biography ( YS, 127), dates the « fall » of the dynasty. A few days later, the Emperor Chao Hsien and his mother the Empress Ch'üan were sent to the Court at Shang-tu under a strong escort; they left Hang-chou on February 25 and reached Shang-tu on June 5, 1276. The diary of one of the commissioners in charge of the Imperial prisoners has been translated by MOULE (TP, 1915, 393-419; but the indication, p. 394, that the commissioners accompanied the « Empress Dowager » is somewhat ambiguous; the Empress Ch'üan was Empress Dowager inasmuch as she was the mother of the boy Emperor, but the true Empress Dowager, the Regent Empress Hsieh, was not in the party). The Empress Ch'üan died a Buddhist nun, perhaps after 1296 (cf. Sung shih, 243, 13 b; Sung-chi san-ch'ao chêng-yao [Shou-shan-ko ts'ung-shu ed.] 5, 11 a). The date at which the Empress Ch'üan became a nun is given as 1296 by PARKER, copied in Y, II, 148, but the information is of uncertain origin, as will be shown further on. The Regent Empress Hsieh remained some time at Hang-chou, officially on account of illness, perhaps also because Bayan thought that he could use her influence to help in pacifying the south. She reached Peking in August or September 1276, and, although she lost her Imperial position, received a nobiliary title. Already on February 21, 1276, the Regent Empress had sent from Hang-chou a letter to Qubilai's consort Gabui (cf. T'u Chi, 7, 34 a; not « Janui » as in Oh, II, 420, nor « Jamui » as in Y, II, 151; see « Cublai ») ; on her arrival, Cabui received her kindly. The Empress Hsieh must have died in 1282 or 1283, at the age of 73; she had never had any son (cf. Sung shih, 243, 13 a). Nevertheless, quite a few of her own and the ex-Emperor's attendants, unable to stand the shame, put an end to their lives; the heads of four of them were hung at the lodging of the ex-Empress Ch'üan as a warning (cf. Shan-chü hsin yü [Chihpu-tsu-chai ts'ung-shu ed.], 43-4.4).
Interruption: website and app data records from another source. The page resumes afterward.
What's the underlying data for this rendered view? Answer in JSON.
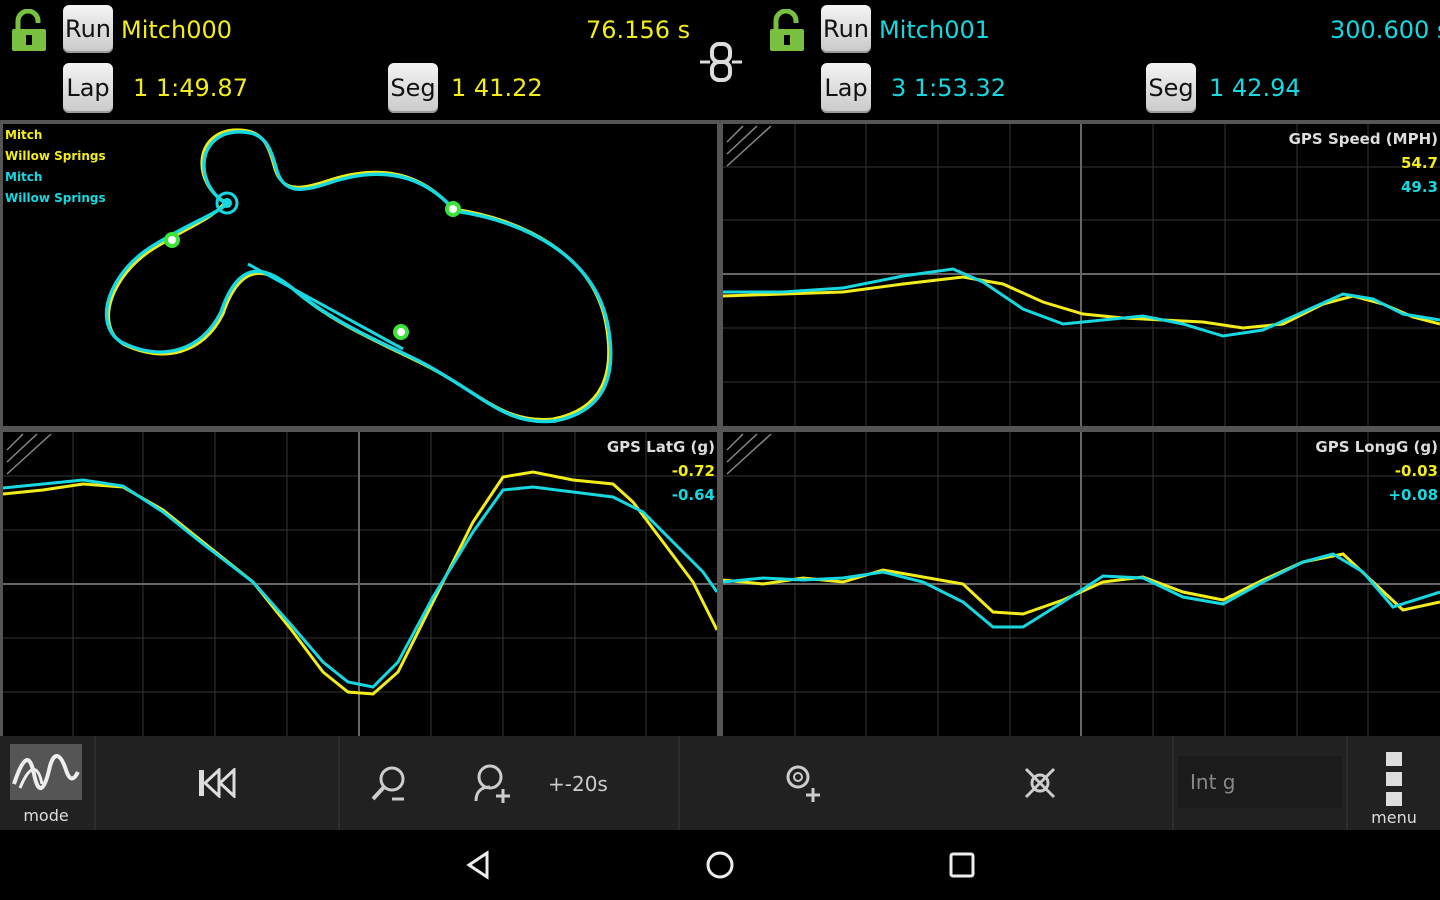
{
  "header": {
    "left": {
      "run_label": "Run",
      "run_name": "Mitch000",
      "time": "76.156 s",
      "lap_label": "Lap",
      "lap_value": "1 1:49.87",
      "seg_label": "Seg",
      "seg_value": "1 41.22"
    },
    "right": {
      "run_label": "Run",
      "run_name": "Mitch001",
      "time": "300.600 s",
      "lap_label": "Lap",
      "lap_value": "3 1:53.32",
      "seg_label": "Seg",
      "seg_value": "1 42.94"
    }
  },
  "map_panel": {
    "legend": [
      {
        "text": "Mitch",
        "color": "#f2ec1a"
      },
      {
        "text": "Willow Springs",
        "color": "#f2ec1a"
      },
      {
        "text": "Mitch",
        "color": "#17d8e0"
      },
      {
        "text": "Willow Springs",
        "color": "#17d8e0"
      }
    ]
  },
  "panels": {
    "speed": {
      "title": "GPS Speed (MPH)",
      "value_a": "54.7",
      "value_b": "49.3"
    },
    "latg": {
      "title": "GPS LatG (g)",
      "value_a": "-0.72",
      "value_b": "-0.64"
    },
    "longg": {
      "title": "GPS LongG (g)",
      "value_a": "-0.03",
      "value_b": "+0.08"
    }
  },
  "toolbar": {
    "mode_label": "mode",
    "zoom_range_label": "+-20s",
    "int_field_placeholder": "Int g",
    "menu_label": "menu"
  },
  "colors": {
    "series_a": "#f2ec1a",
    "series_b": "#17d8e0",
    "grid": "#3a3a3a",
    "toolbar_bg": "#212121"
  },
  "icons": {
    "lock": "unlocked-padlock-icon",
    "link": "chain-link-icon",
    "mode": "mode-graph-icon",
    "skip_back": "skip-to-start-icon",
    "zoom_out": "zoom-out-icon",
    "zoom_in": "zoom-in-icon",
    "marker": "add-marker-icon",
    "clear": "clear-markers-icon",
    "menu": "overflow-menu-icon",
    "back": "nav-back-icon",
    "home": "nav-home-icon",
    "recents": "nav-recents-icon"
  }
}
On June 15, 1276, Chao Hsien, the ex-Sung Emperor, received from Qubilai the title of 'etij1 b Ying-kuo kung, « Duke of the kingdom of Ying », by which he was designated thenceforward (cf. YS, 9, 4 a; T'u Chi, 7, 35 a). According to information from PARKER, which has been copied in Y, II, 148, Chao Hsien « was freed by Qubilai from the (ancient Kotan) indignity of surrendering with a rope round his neck, leading a sheep, and he received the title of Duke : In 1288 he went to Tibet to study Buddhism, and in 1296 he and his mother, Ch'üan t'ai-hou, became a bonze and a nun, and were allowed to hold 360 ch'ing (say 5.000 acres) of land free of taxes under the existing laws ». No authority is given for any of these statements; like most of PARKER'S information, it may be derived from some encyclopaedia or second-hand compilation, and they cannot be accepted at once. Yet, they seem to be based on good authority, though I have not been able to trace it, except in one case (there is nothing to support PARKER'S information either in the Ch'ien-t'ang i-shih, or in the Shan-chü hsin yü, or in the Sung-chi san-ch'ao chêng-yao). I do not know what PARKER intended by the parenthesis of « the (ancient Kotan) indignity ». The old Mongol habit was to take off one's cap and to tie one's waistband at the neck whenever wanting to show one's submission to God or man; it is mentioned in the Secret History (§ 103 [cf. also § 244] ; PALLADIUS' note in Trudy Nenov Ross. Dukh. Missii, iv, 184; VLADIMIRCOV, Cingis-khan, 37; Ber, III, 127; Bärkä praying Allah with a rope fixed around his neck in RAVERTY, ~abakàt-i-Nà~iri, 1291; on the value of « cap and waistband » [kuan-tai] in the sphere of Chinese culture, cf. JA, 1913, I, 297); but I do not remember the rite of leading a sheep in such connection. GILES (Biogr. Dict. No. 156) and Mathias TCHANG (Synchronismes chinois, 400) say that Chao Hsien died in 1277;